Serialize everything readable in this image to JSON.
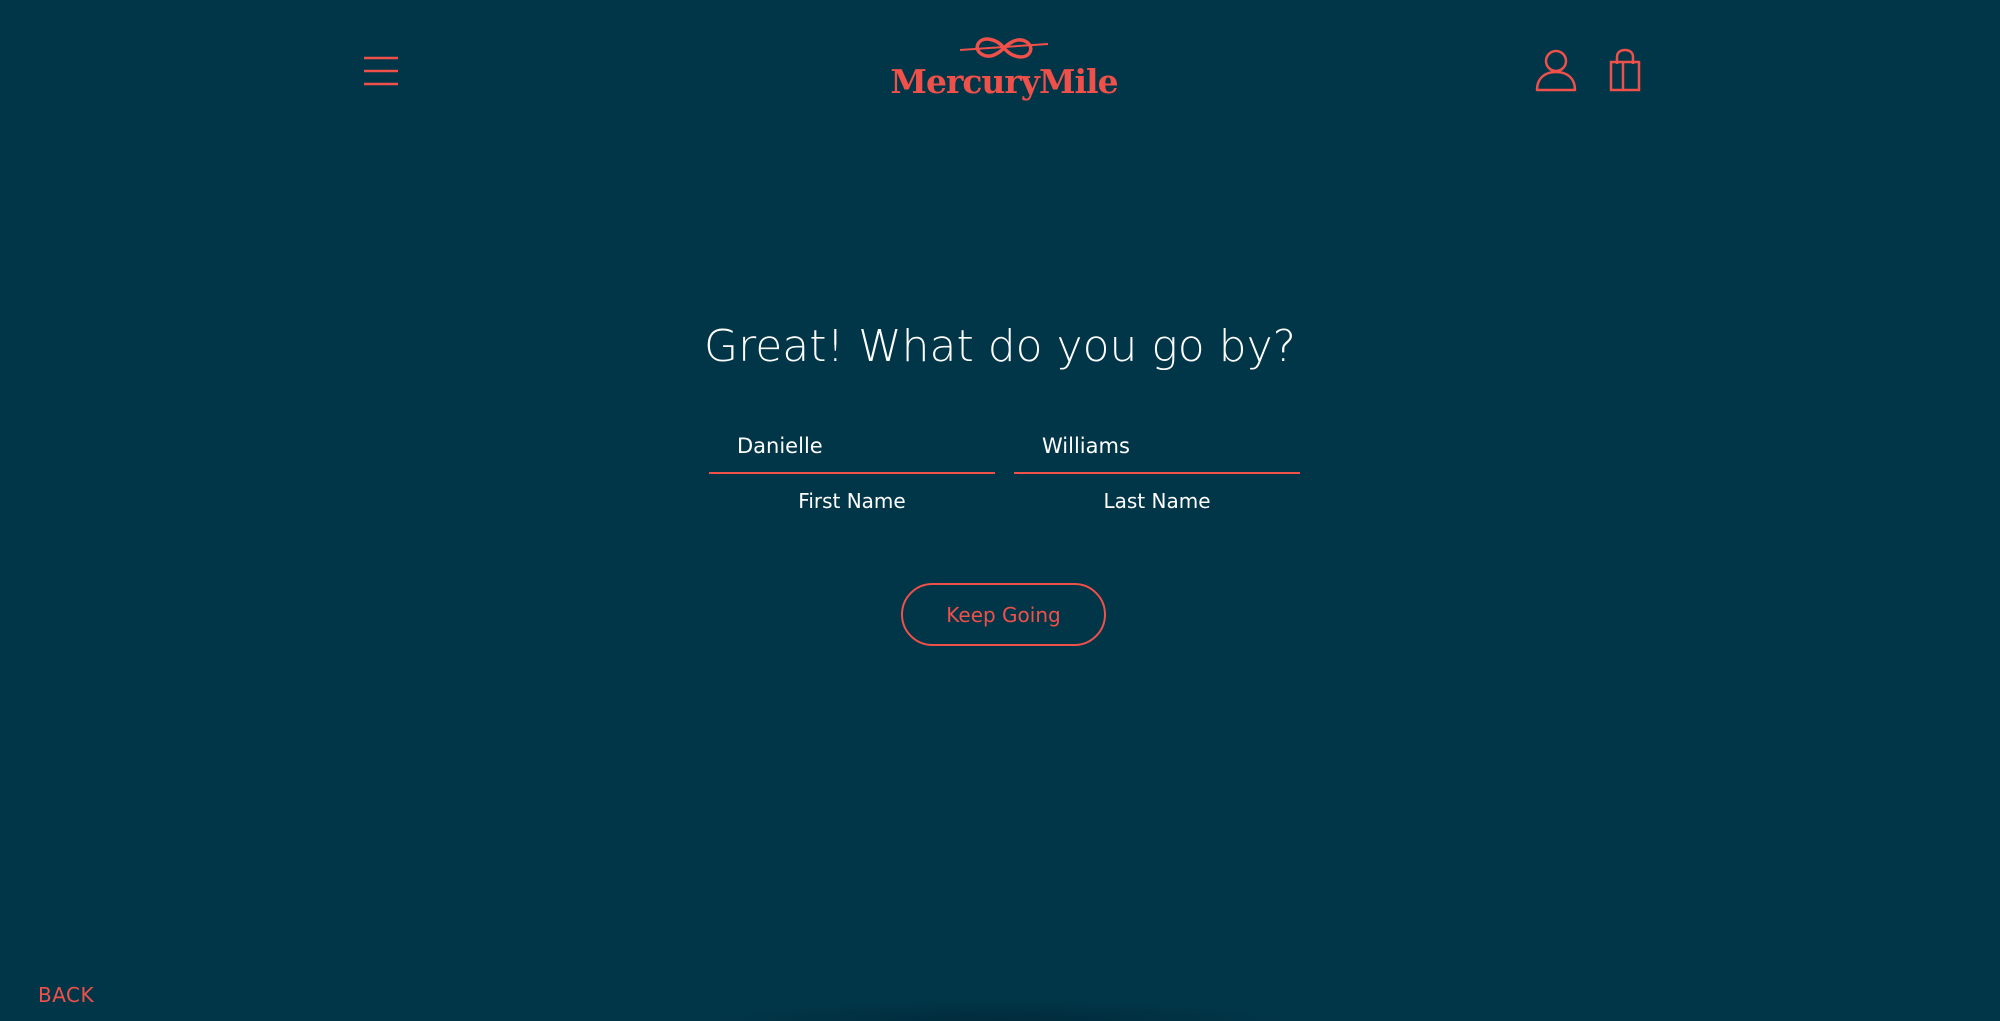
{
  "brand": {
    "name": "MercuryMile",
    "accent_color": "#f0504a",
    "background_color": "#013648"
  },
  "header": {
    "menu_icon": "hamburger-menu-icon",
    "account_icon": "user-account-icon",
    "bag_icon": "shopping-bag-icon"
  },
  "form": {
    "heading": "Great! What do you go by?",
    "first_name": {
      "value": "Danielle",
      "label": "First Name"
    },
    "last_name": {
      "value": "Williams",
      "label": "Last Name"
    },
    "submit_label": "Keep Going"
  },
  "footer": {
    "back_label": "BACK"
  }
}
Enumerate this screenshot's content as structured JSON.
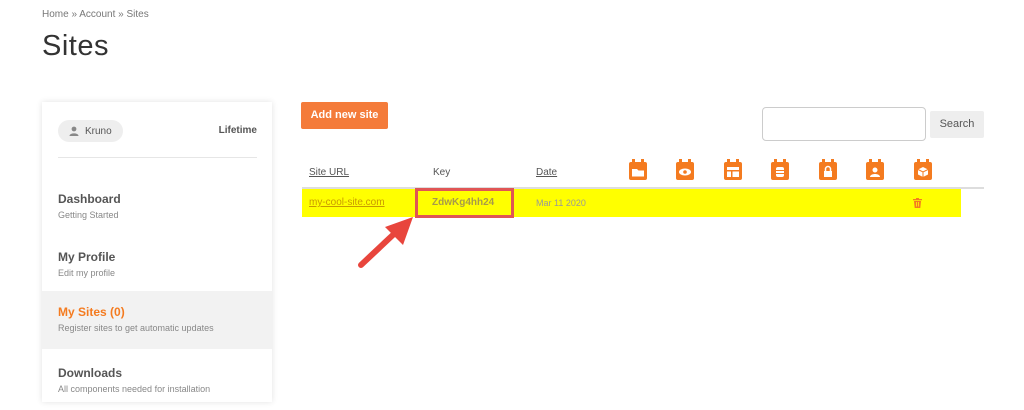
{
  "breadcrumb": "Home » Account » Sites",
  "page_title": "Sites",
  "sidebar": {
    "user_name": "Kruno",
    "plan": "Lifetime",
    "items": [
      {
        "title": "Dashboard",
        "sub": "Getting Started"
      },
      {
        "title": "My Profile",
        "sub": "Edit my profile"
      },
      {
        "title": "My Sites (0)",
        "sub": "Register sites to get automatic updates"
      },
      {
        "title": "Downloads",
        "sub": "All components needed for installation"
      }
    ]
  },
  "toolbar": {
    "add_label": "Add new site",
    "search_placeholder": "",
    "search_label": "Search"
  },
  "table": {
    "headers": [
      "Site URL",
      "Key",
      "Date"
    ],
    "header_icons": [
      "folder-calendar-icon",
      "eye-calendar-icon",
      "layout-calendar-icon",
      "database-calendar-icon",
      "lock-calendar-icon",
      "user-calendar-icon",
      "box-calendar-icon"
    ],
    "rows": [
      {
        "url": "my-cool-site.com",
        "key": "ZdwKg4hh24",
        "date": "Mar 11 2020"
      }
    ]
  },
  "colors": {
    "accent": "#f47b20",
    "highlight": "#ffff00",
    "annotation": "#e05555"
  }
}
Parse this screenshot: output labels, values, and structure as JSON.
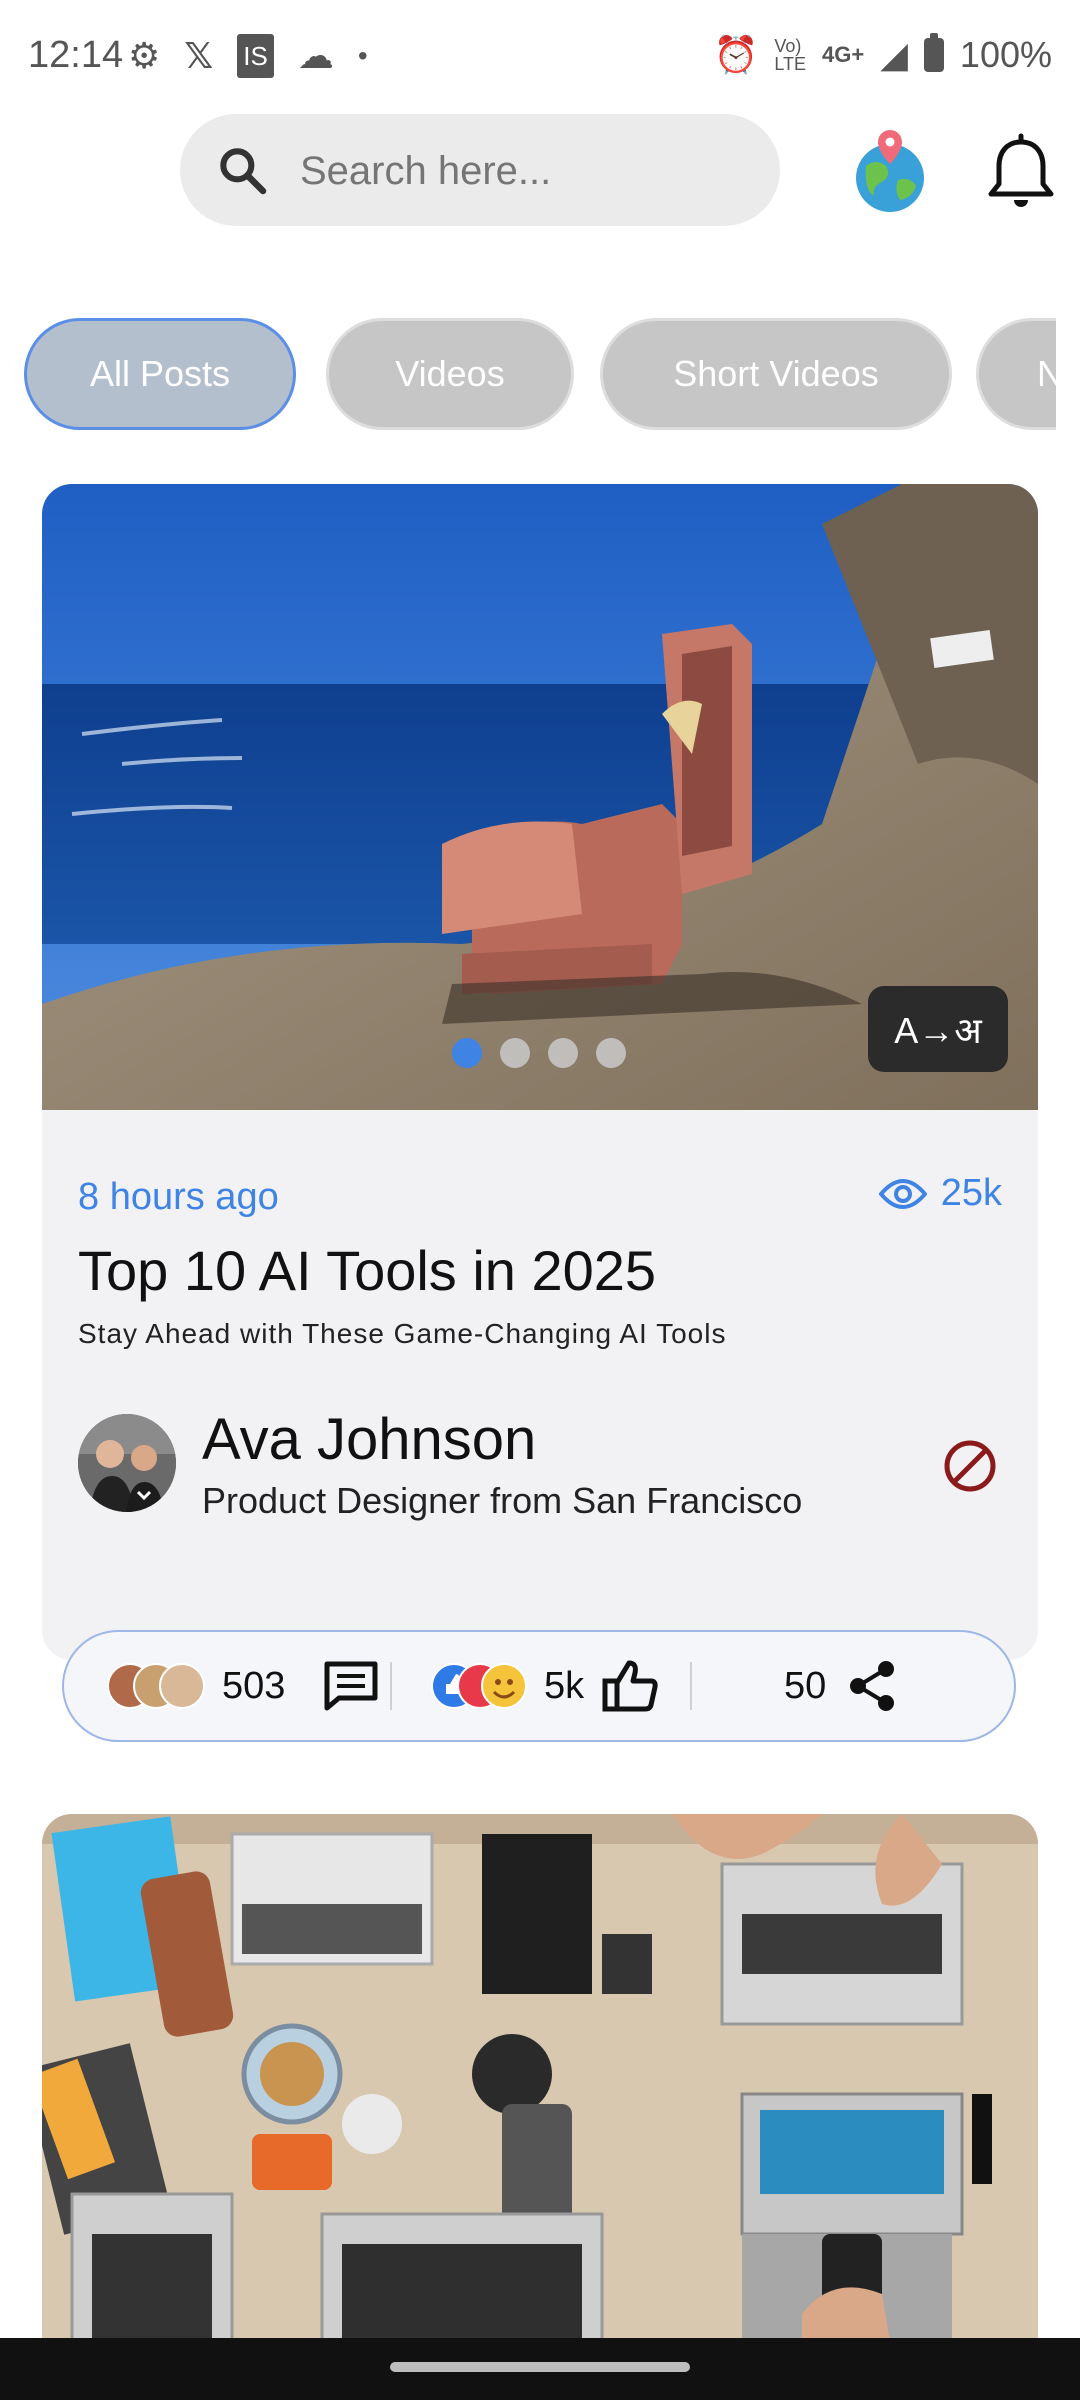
{
  "status_bar": {
    "time": "12:14",
    "battery": "100%",
    "network": "4G+",
    "left_icons": [
      "gear-icon",
      "x-icon",
      "is-icon",
      "cloud-icon",
      "dot-icon"
    ],
    "right_icons": [
      "alarm-icon",
      "volte-icon",
      "signal-icon",
      "battery-icon"
    ]
  },
  "search": {
    "placeholder": "Search here..."
  },
  "tabs": [
    {
      "label": "All Posts",
      "active": true
    },
    {
      "label": "Videos",
      "active": false
    },
    {
      "label": "Short Videos",
      "active": false
    },
    {
      "label": "N",
      "active": false
    }
  ],
  "post": {
    "carousel": {
      "count": 4,
      "active_index": 0
    },
    "translate_label": "A→अ",
    "time_ago": "8 hours ago",
    "views": "25k",
    "title": "Top 10 AI Tools in 2025",
    "subtitle": "Stay Ahead with These Game-Changing AI Tools",
    "author": {
      "name": "Ava Johnson",
      "role": "Product Designer from San Francisco"
    },
    "engagement": {
      "comments": "503",
      "reactions": "5k",
      "shares": "50"
    }
  },
  "colors": {
    "accent": "#3f84e5",
    "tab_inactive": "#c6c6c6",
    "tab_active": "#b3bfcd",
    "block_red": "#8b1a1a"
  }
}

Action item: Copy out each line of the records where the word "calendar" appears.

Response area:
      "folder-calendar-icon",
      "eye-calendar-icon",
      "layout-calendar-icon",
      "database-calendar-icon",
      "lock-calendar-icon",
      "user-calendar-icon",
      "box-calendar-icon"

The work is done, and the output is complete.